## What you should do
Search the data for lines holding the word "TestProject". State how many there are, and nothing else.

## Material to process

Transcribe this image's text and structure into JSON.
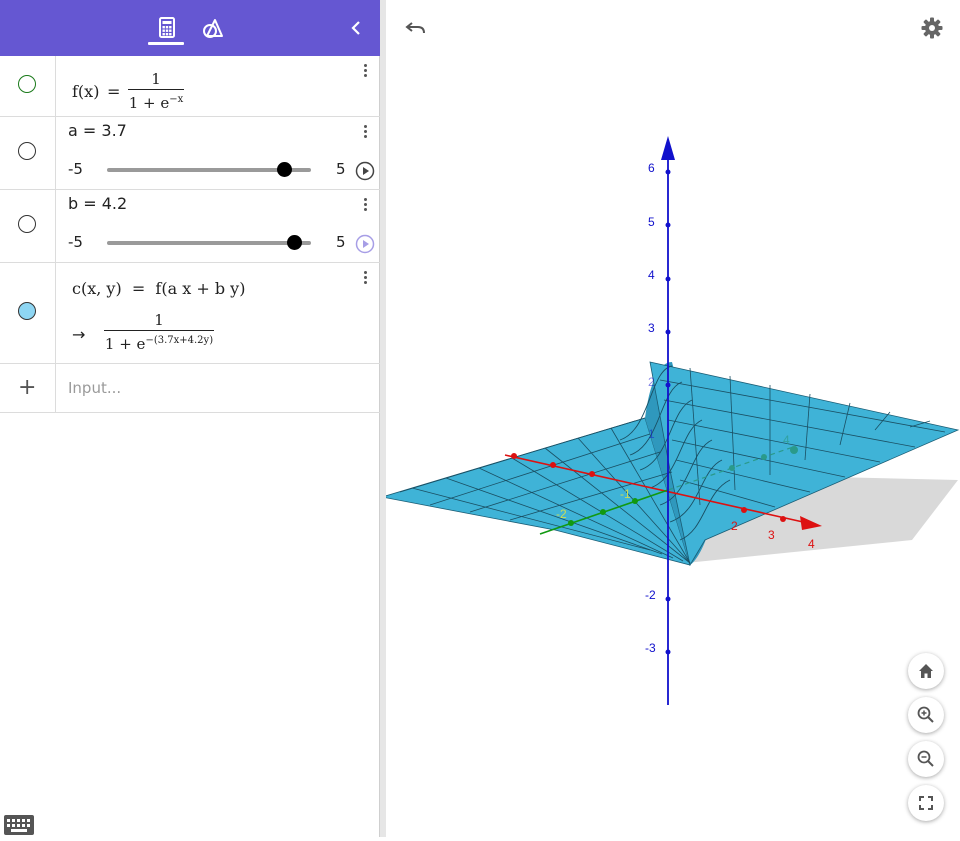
{
  "colors": {
    "toolbar": "#6557d2",
    "surface": "#3fb3d7",
    "x_axis": "#dd1111",
    "y_axis": "#119911",
    "z_axis": "#1111cc",
    "f_marble": "#1a7a1a",
    "c_marble_fill": "#8ed6f3"
  },
  "toolbar": {
    "algebra_tab_icon": "calculator-icon",
    "tools_tab_icon": "geometry-tools-icon",
    "collapse_icon": "chevron-left-icon"
  },
  "algebra": {
    "f": {
      "lhs": "f(x)",
      "eq": "=",
      "numerator": "1",
      "denominator_base": "1 + e",
      "denominator_exp": "−x"
    },
    "a": {
      "label": "a = 3.7",
      "min": "-5",
      "max": "5",
      "value": 3.7
    },
    "b": {
      "label": "b = 4.2",
      "min": "-5",
      "max": "5",
      "value": 4.2
    },
    "c": {
      "definition": "c(x, y)  =  f(a x + b y)",
      "arrow": "→",
      "numerator": "1",
      "denominator_base": "1 + e",
      "denominator_exp": "−(3.7x+4.2y)"
    },
    "input": {
      "plus": "+",
      "placeholder": "Input..."
    }
  },
  "graphics": {
    "z_ticks": [
      "6",
      "5",
      "4",
      "3",
      "2",
      "1",
      "-2",
      "-3"
    ],
    "x_ticks": [
      "2",
      "3",
      "4"
    ],
    "y_ticks": [
      "-2",
      "-1",
      "4"
    ],
    "undo_icon": "undo-icon",
    "settings_icon": "gear-icon",
    "buttons": [
      "home-icon",
      "zoom-in-icon",
      "zoom-out-icon",
      "fullscreen-icon"
    ]
  },
  "keyboard_icon": "keyboard-icon"
}
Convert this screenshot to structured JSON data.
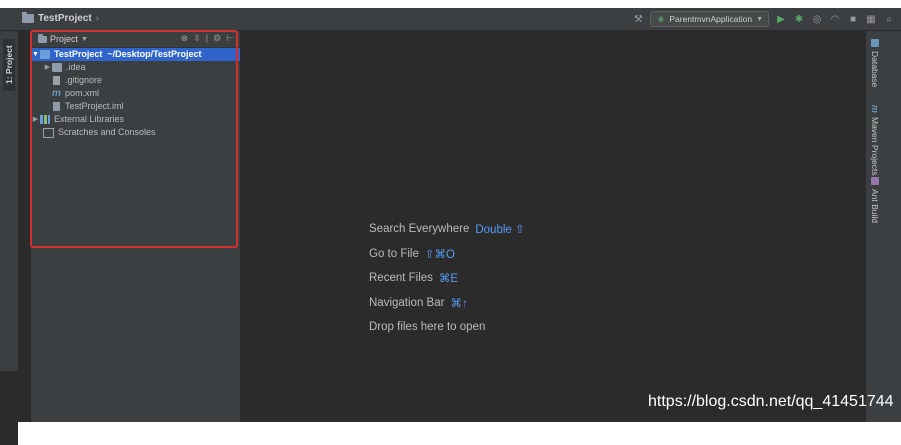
{
  "window": {
    "breadcrumb": "TestProject",
    "run_config": "ParentmvnApplication"
  },
  "left_strip": {
    "tab_label": "1: Project"
  },
  "project_panel": {
    "title": "Project",
    "root": {
      "name": "TestProject",
      "path": "~/Desktop/TestProject"
    },
    "items": [
      {
        "label": ".idea",
        "icon": "folder-icon",
        "expandable": true
      },
      {
        "label": ".gitignore",
        "icon": "file-icon",
        "expandable": false
      },
      {
        "label": "pom.xml",
        "icon": "maven-icon",
        "expandable": false
      },
      {
        "label": "TestProject.iml",
        "icon": "module-file-icon",
        "expandable": false
      }
    ],
    "external": {
      "label": "External Libraries"
    },
    "scratches": {
      "label": "Scratches and Consoles"
    }
  },
  "editor": {
    "hints": [
      {
        "label": "Search Everywhere",
        "key": "Double ⇧"
      },
      {
        "label": "Go to File",
        "key": "⇧⌘O"
      },
      {
        "label": "Recent Files",
        "key": "⌘E"
      },
      {
        "label": "Navigation Bar",
        "key": "⌘↑"
      },
      {
        "label": "Drop files here to open",
        "key": ""
      }
    ]
  },
  "right_strip": {
    "tabs": [
      "Database",
      "Maven Projects",
      "Ant Build"
    ]
  },
  "watermark": "https://blog.csdn.net/qq_41451744",
  "colors": {
    "selection": "#2f65ca",
    "shortcut": "#589df6",
    "highlight_border": "#d32f2f",
    "run": "#59a869"
  }
}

## Result of the task
4